Soldiers and Marines have had the most deployments, seen the toughest fighting and suffered the greatest number of U.S. casualties in recent wars. And as with most post-war periods, ground forces also will see their career opportunities tighten faster than for other service branches.
The Army plans to shed 60,000 troops, or 11 percent of its active force, to reach 490,000 by fiscal 2017. The Marine Corps will cut 20,000-5,000 a year over the next four years — to reach an end-strength of 182,100.
Both services say they are determined through the drawdown to sustain force quality and to keep a proper mix of job skills and leadership experience to meet future requirements.
"Everything we do through the next five years is going to be about making the Army a quality force," said Al Eggerton, deputy chief of the officer division for the directorate of military personnel management.
"We've gotten an awful lot of experience in the last 10 years of war, and we're going to make selections to keep the very best of that that we can. And we're going to make sure we level our force across the optimum grades and skills and that we don't have any hollow points."
This time "we won't just be opening the door and allowing everyone to walk," he said. "We want to use precision, care and compassion."
Army leaders haven't reached final decisions yet on grade structure or skill mix for the post-drawdown force. So Eggerton can't say yet how force cuts will impact specific groups of officers or enlisted.
"That's a point of contention for field officers who would love to know exactly how we're going to do this. But at this point we've got the framework but not the decisions," Eggerton said.
When final decisions are made, perhaps soon after the election Eggerton said, "we will begin to look at each year group of the drawdown period and, by grades and skills, analyze our populations to determine where we need to pare and where there are shortages or gaps we have to fill."

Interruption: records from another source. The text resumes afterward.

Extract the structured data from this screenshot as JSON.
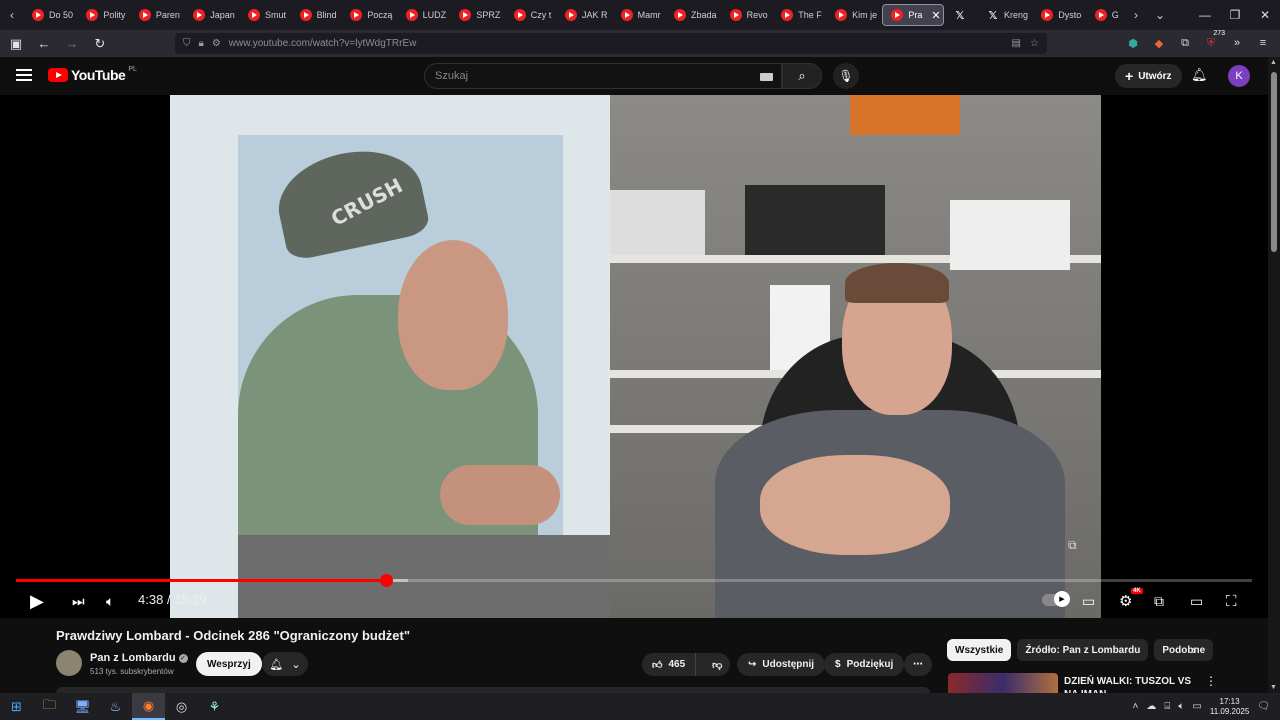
{
  "browser": {
    "tabs": [
      {
        "label": "Do 50",
        "icon": "youtube-icon"
      },
      {
        "label": "Polity",
        "icon": "youtube-icon"
      },
      {
        "label": "Paren",
        "icon": "youtube-icon"
      },
      {
        "label": "Japan",
        "icon": "youtube-icon"
      },
      {
        "label": "Smut",
        "icon": "youtube-icon"
      },
      {
        "label": "Blind",
        "icon": "youtube-icon"
      },
      {
        "label": "Począ",
        "icon": "youtube-icon"
      },
      {
        "label": "LUDZ",
        "icon": "youtube-icon"
      },
      {
        "label": "SPRZ",
        "icon": "youtube-icon"
      },
      {
        "label": "Czy t",
        "icon": "youtube-icon"
      },
      {
        "label": "JAK R",
        "icon": "youtube-icon"
      },
      {
        "label": "Mamr",
        "icon": "youtube-icon"
      },
      {
        "label": "Zbada",
        "icon": "youtube-icon"
      },
      {
        "label": "Revo",
        "icon": "youtube-icon"
      },
      {
        "label": "The F",
        "icon": "youtube-icon"
      },
      {
        "label": "Kim je",
        "icon": "youtube-icon"
      },
      {
        "label": "Pra",
        "icon": "youtube-icon",
        "active": true
      },
      {
        "label": "",
        "icon": "x-icon"
      },
      {
        "label": "Kreng",
        "icon": "x-icon"
      },
      {
        "label": "Dysto",
        "icon": "youtube-icon"
      },
      {
        "label": "G",
        "icon": "youtube-icon"
      }
    ],
    "tab_close": "✕",
    "url": "www.youtube.com/watch?v=lytWdgTRrEw",
    "extension_badge": "273"
  },
  "youtube": {
    "logo_text": "YouTube",
    "region": "PL",
    "search_placeholder": "Szukaj",
    "create_label": "Utwórz",
    "avatar_letter": "K"
  },
  "player": {
    "current_time": "4:38",
    "separator": "/",
    "duration": "15:29",
    "played_fraction": 0.299,
    "buffered_fraction": 0.317,
    "quality_badge": "4K",
    "cap_text": "CRUSH"
  },
  "video_info": {
    "title": "Prawdziwy Lombard - Odcinek 286 \"Ograniczony budżet\"",
    "channel_name": "Pan z Lombardu",
    "subscribers": "513 tys. subskrybentów",
    "support_label": "Wesprzyj",
    "likes": "465",
    "share_label": "Udostępnij",
    "thanks_label": "Podziękuj"
  },
  "sidebar": {
    "chips": [
      {
        "label": "Wszystkie",
        "active": true
      },
      {
        "label": "Źródło: Pan z Lombardu",
        "active": false
      },
      {
        "label": "Podobne",
        "active": false
      }
    ],
    "recommendation_title": "DZIEŃ WALKI: TUSZOL VS NA IMAN"
  },
  "taskbar": {
    "time": "17:13",
    "date": "11.09.2025"
  },
  "colors": {
    "accent_red": "#ff0000",
    "background": "#0f0f0f",
    "avatar": "#7b3fbf"
  }
}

In the post-Cold War drawdown of the 1990s, to meet force targets, Army cut recruiting too deeply, creating hollow areas that later impacted the career force. Recruiting this time is falling more modestly.
From 2004 to 2010, the Army was expanding and officer promotion selection rates "were allowed to go fairly high because we needed to keep all the fully qualified people we had," Eggerton said. In the last two years, rates moved "back toward what was the norm prior to our large expansion."

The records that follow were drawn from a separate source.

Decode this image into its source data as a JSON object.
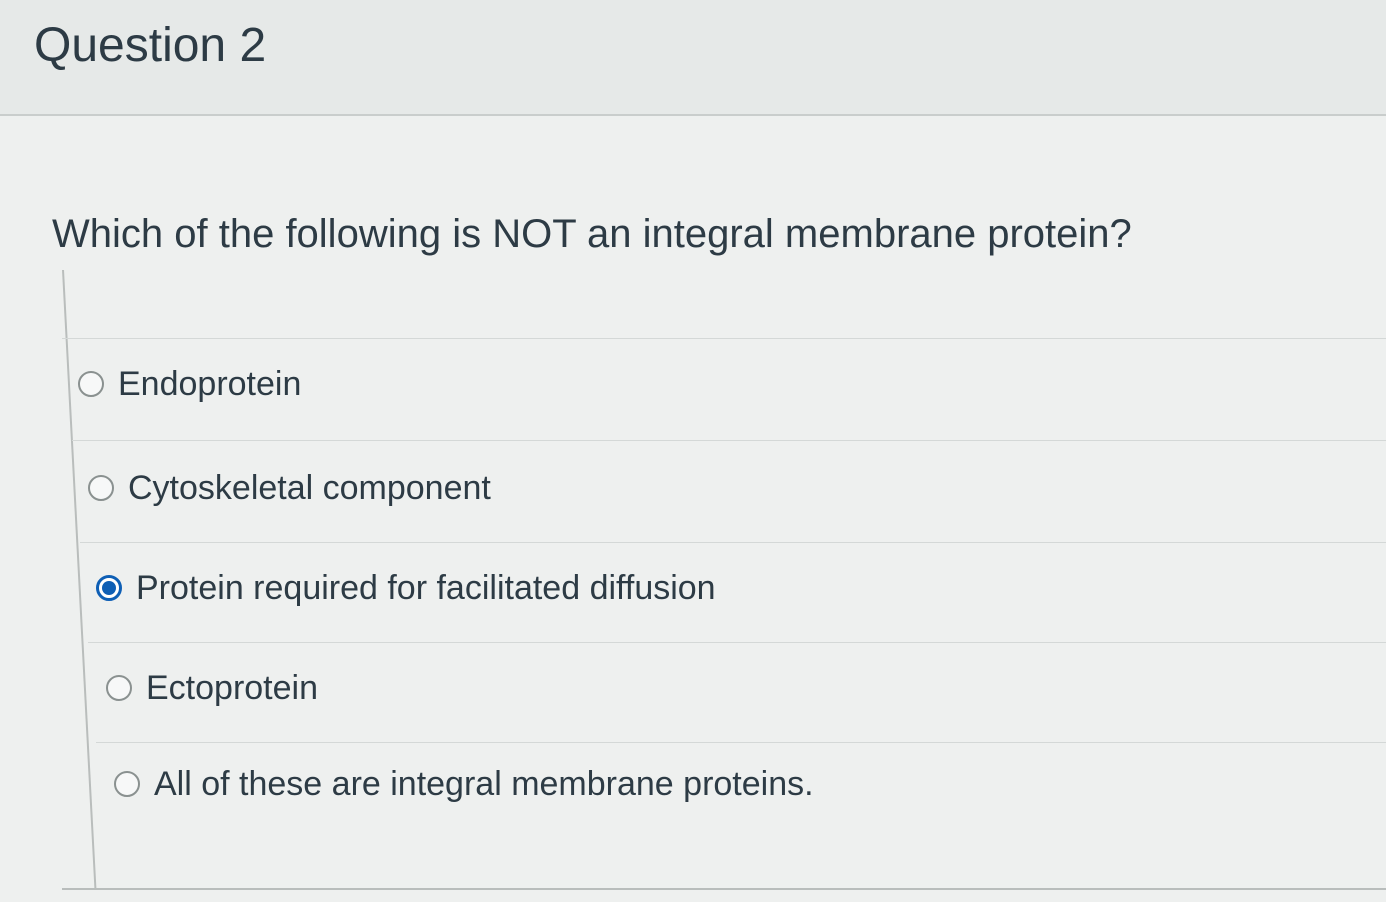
{
  "question": {
    "title": "Question 2",
    "text": "Which of the following is NOT an integral membrane protein?",
    "answers": [
      {
        "label": "Endoprotein",
        "selected": false
      },
      {
        "label": "Cytoskeletal component",
        "selected": false
      },
      {
        "label": "Protein required for facilitated diffusion",
        "selected": true
      },
      {
        "label": "Ectoprotein",
        "selected": false
      },
      {
        "label": "All of these are integral membrane proteins.",
        "selected": false
      }
    ]
  },
  "colors": {
    "accent": "#0e5fb5",
    "text": "#2d3b45",
    "background": "#eef0ef"
  }
}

Tom Philpott can be contacted at Military Update, P.O. Box 231111, Centreville, Va. 20120-1111, or by e-mail at: